The digital revolution is probably one of the only major revolutions most of us have ever seen. The drivers and causes are not easy to understand for most people, but the impacts are clear to all…ever increasing connection, communication, information and collaboration at the touch of a button. We have never been more connected.
The industrial revolution is long gone, though its signature factories, railways and chimneys are still with us today. It had a profound effect on the way our societies are organised, and the nature of jobs that individuals perform.
We have spend the last century refining our systems, training, education and management…just in time for that to be undermined and disrupted by a new digital revolution with characteristics that take us into the future and back to the past at the same time.
On the one hand, back to the closeness of the village, but this time a new “global village” with no boundaries, or commonly agreed rules and regulations. And on the other hand, forwards into a multiverse of technology connectivity that externalises our senses and nervous system and connects us to others, to information, ideas and automation never dreamed of in Wilmington, Kent where I grew up.
Factories, chimneys, machines, smoke, steam and furnaces are hard to miss and we are still living with their industrial impacts on our environment. Digital is a different matter.
It is largely invisible. The major currents of the digital revolution driving the change are ever more connection, more collaboration and more integration. And the more, becomes even more every single day.
As a result, innovation is supercharged and the tools of the revolution are relatively cheap, easier to use all the time, and in the hands of imaginative and agile users who are very disruptive to existing business models, sectors and systems.
Software development is simpler than ever in an open system and open source world. Problems and issues are identified and attacked by thousands of individuals across the planet, and the results shared to build even better tools.
Most of this activity happens in bedrooms, home offices, cafes, libraries and first floor offices in back streets, industrial estates and above shops, not just in Silicon Valley or the Washington beltway.
New products and services are launched and fail. But the cost of failure is low and the learnings are huge. And the agile move on with new ideas, into new fertile relationships and new opportunities.
And that is a problem for establishments of all kinds, whether corporate, government or otherwise, because the disruptive levers are more accessible than ever before and the impacts of these levers can become widespread without reference to the world that was. This is a paradigm shift. Power is moving from the top to the bottom of society. Power is shifting from the “vendor” to the customer. Power is shifting from the few to the many. Power is being shared. These underlying shifts are slow but remorseless.
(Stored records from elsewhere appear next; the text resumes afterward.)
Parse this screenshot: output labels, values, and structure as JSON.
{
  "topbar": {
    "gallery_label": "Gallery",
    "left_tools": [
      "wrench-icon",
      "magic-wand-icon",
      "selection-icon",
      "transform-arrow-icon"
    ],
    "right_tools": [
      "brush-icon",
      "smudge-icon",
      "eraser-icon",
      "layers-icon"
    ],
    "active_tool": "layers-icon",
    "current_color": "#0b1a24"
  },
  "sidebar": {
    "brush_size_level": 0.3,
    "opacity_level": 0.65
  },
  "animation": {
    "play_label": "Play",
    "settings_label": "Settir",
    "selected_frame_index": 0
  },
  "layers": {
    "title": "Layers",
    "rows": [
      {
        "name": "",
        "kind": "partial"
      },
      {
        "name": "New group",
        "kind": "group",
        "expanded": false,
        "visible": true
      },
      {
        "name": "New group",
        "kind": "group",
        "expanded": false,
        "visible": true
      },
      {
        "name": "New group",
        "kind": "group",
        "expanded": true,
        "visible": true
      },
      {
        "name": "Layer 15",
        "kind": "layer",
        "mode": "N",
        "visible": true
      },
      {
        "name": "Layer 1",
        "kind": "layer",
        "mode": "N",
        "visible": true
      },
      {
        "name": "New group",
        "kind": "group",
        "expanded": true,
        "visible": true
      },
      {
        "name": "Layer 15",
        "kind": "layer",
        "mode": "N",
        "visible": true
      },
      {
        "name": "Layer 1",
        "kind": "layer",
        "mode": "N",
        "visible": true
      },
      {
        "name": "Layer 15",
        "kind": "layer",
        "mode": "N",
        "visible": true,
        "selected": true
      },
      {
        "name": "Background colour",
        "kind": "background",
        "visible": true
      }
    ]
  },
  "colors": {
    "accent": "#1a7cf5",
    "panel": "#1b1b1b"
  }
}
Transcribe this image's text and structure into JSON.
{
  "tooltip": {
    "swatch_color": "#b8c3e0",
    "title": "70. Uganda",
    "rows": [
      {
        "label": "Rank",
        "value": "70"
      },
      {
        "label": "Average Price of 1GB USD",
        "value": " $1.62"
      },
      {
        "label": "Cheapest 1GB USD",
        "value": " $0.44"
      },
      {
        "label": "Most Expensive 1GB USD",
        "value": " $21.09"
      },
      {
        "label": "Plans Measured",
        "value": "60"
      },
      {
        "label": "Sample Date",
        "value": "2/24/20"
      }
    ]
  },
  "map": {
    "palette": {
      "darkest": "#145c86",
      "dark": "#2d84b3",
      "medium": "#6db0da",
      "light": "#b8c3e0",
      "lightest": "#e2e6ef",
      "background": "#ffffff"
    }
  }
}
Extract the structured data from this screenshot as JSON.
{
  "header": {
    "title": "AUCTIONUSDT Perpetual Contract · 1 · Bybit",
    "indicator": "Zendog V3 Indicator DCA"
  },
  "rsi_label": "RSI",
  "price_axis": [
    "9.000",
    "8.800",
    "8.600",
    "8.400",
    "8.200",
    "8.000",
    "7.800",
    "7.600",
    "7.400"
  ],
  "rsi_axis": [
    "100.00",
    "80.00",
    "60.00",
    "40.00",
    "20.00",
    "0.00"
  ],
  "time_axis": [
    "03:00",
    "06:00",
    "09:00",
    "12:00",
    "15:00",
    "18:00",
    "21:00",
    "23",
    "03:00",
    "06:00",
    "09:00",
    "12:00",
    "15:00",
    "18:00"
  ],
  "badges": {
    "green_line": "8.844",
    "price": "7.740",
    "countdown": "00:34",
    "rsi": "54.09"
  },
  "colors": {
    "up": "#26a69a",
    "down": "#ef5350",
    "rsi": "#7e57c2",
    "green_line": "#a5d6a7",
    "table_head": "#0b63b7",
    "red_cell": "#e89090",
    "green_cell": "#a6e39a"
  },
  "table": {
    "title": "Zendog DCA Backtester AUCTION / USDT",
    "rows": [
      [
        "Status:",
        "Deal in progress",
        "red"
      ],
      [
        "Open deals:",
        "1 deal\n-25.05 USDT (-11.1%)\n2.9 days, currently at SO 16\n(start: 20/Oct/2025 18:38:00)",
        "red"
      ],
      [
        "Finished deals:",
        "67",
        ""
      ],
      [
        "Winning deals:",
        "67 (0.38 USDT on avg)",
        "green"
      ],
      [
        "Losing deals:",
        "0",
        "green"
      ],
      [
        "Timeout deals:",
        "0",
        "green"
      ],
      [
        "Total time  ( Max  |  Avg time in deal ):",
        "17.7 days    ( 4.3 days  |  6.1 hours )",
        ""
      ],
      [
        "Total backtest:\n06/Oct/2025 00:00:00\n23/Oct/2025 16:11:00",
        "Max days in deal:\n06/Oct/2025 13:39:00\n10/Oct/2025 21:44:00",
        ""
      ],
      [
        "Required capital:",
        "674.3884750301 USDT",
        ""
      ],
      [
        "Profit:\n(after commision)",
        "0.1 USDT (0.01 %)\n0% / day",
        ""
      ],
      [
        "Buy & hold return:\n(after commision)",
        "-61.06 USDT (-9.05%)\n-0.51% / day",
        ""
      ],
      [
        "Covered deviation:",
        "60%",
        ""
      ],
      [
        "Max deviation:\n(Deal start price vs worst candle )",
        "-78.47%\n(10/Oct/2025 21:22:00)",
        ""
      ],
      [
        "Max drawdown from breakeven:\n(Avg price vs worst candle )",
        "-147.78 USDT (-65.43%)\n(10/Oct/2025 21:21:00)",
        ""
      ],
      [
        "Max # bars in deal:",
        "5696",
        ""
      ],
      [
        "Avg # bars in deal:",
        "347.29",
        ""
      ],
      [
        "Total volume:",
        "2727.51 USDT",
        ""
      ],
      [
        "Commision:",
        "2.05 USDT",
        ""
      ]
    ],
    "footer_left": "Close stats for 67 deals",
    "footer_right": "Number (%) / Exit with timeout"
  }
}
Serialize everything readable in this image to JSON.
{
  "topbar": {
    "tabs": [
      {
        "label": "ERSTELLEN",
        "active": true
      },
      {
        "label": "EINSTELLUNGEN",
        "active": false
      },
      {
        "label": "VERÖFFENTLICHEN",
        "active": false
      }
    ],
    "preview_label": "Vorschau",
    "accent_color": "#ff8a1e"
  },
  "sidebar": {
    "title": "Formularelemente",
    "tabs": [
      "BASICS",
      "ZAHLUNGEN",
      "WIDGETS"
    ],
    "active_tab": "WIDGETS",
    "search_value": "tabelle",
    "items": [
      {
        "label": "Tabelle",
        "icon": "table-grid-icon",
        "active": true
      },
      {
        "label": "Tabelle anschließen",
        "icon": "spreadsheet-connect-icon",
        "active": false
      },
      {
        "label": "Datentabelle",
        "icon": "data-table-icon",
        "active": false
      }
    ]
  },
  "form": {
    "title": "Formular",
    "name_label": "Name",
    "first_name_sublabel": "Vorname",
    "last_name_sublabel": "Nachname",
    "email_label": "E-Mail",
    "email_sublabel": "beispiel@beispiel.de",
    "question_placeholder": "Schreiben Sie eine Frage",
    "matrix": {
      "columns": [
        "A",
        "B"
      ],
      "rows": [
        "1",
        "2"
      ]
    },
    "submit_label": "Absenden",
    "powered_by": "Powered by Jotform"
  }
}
As in the industrial revolution, some major impacts can take decades or longer to demonstrate real effect. But there is an almost constant daily stream of minor digital impacts that captures media attention and hides the real disruptive change. There is a lot going on below the media radar. And the collective effects of all that activity are what really causes the revolution.
Meanwhile, in the old world, the established businesses and industries continue with business as usual. They are aware that something is happening. They can see it in their research, customer comments, and general conversations. But they don’t quite know what.
They are like frogs in a well. They have deep knowledge of the old world environment they operate in but only a small view of the big new digital sky.
There are whispers and rumours about this “digital disruption” but CEOs and management teams don’t change what they are doing for whispers and rumours. Many don’t even believe that anything significant or important is really happening. So they talk to colleagues.
More frogs. More wells. Big mistake.
The big guys talk to other big guys. They control and manage hundreds or even thousands of employees so they must know something, right? Of course.
They know how to succeed in the old world. That is why they grew so big and successful in the first place, and managed to maintain their position.
Big frogs in deep wells.
But they actually don’t know where to go to get advice about the new world, because the people who could tell them are already planning to eat their lunch.
And they aren’t going to warn them. They are just going to nibble as much share as possible from the toes and legs of the big corporates before they react and try to fight back. Which they will…and they do.
There is always a strong reaction. Shareholders demand it. But that model is broken as well. And it only slows decline and fall, it doesn’t stop it, because, the reaction is just that…a reaction. There is no real insight. No focus. No strategy. No exit.
Think Sensis and Yellow Pages. It was a very big frog in a very deep well. It didn’t help. There are a lot more “Yellow Pages” out there, all under threat.
Interesting times with a lot more to them than first meets the eye.
Disruption is endemic, prolific and grass roots.
Like a flood it rises from the bottom to engulf. It is not dramatic but its results are. It is remorseless. It flows in one direction and the only successful strategies are to get out of the flood or to surf it